“This is a huge setback to the efforts aimed at bringing a semblance of order into the absolute anarchy that exists in India’s pharmaceutical sector,” JSA said in a statement issued on December 2nd. “Most of these are being manufactured in gross violation of regulatory procedures and should not have been allowed to be marketed in the first place. No textbook of medicine or pharmacology recommends the use of such combinations.” For instance, some of the cough syrups in the ban order are primarily being used as addictive substances and not as therapeutic agents.

Essential Medicines

The World Health Organization’s Model list of Essential Medicines includes only 24 FDCs (out of 358 medicines) and India’s national list includes only 16 FDCs (out of 348). Yet, according to the JSA, an estimated 40% of the Indian market for drugs consists of FDCs.

The network appeals to all individual physicians, associations of medical professionals and hospitals in India not to prescribe these FDCs. It also urges the government to appeal against the order lifting the ban. IFHHRO supports JSA’s position. Departing from the WHO Essential Medicines List and spending health budget on these FDC’s may jeopardize equal access to medicines and the right to health.

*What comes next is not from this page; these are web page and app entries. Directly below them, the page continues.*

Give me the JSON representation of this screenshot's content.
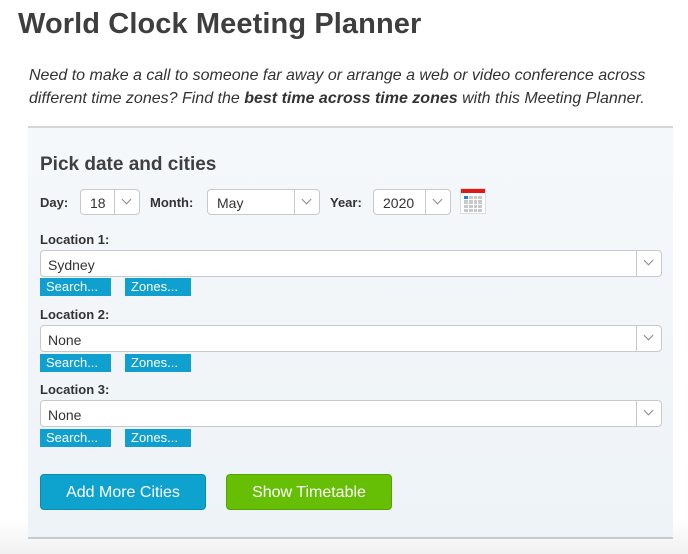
{
  "page": {
    "title": "World Clock Meeting Planner",
    "intro": {
      "before": "Need to make a call to someone far away or arrange a web or video conference across different time zones? Find the ",
      "bold": "best time across time zones",
      "after": " with this Meeting Planner."
    }
  },
  "form": {
    "heading": "Pick date and cities",
    "day": {
      "label": "Day:",
      "value": "18"
    },
    "month": {
      "label": "Month:",
      "value": "May"
    },
    "year": {
      "label": "Year:",
      "value": "2020"
    },
    "calendar_icon": "calendar-icon",
    "locations": [
      {
        "label": "Location 1:",
        "value": "Sydney",
        "search": "Search...",
        "zones": "Zones..."
      },
      {
        "label": "Location 2:",
        "value": "None",
        "search": "Search...",
        "zones": "Zones..."
      },
      {
        "label": "Location 3:",
        "value": "None",
        "search": "Search...",
        "zones": "Zones..."
      }
    ],
    "add_more_label": "Add More Cities",
    "show_timetable_label": "Show Timetable"
  },
  "colors": {
    "blue_button": "#0ea3cf",
    "green_button": "#66bf04",
    "calendar_red": "#e01818"
  }
}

Source: web article JSA shocked at lifting of ban on 344 combination drugs. The Tribune, 2 December 2016

More information on the ban issued earlier in 2016 (website JSA)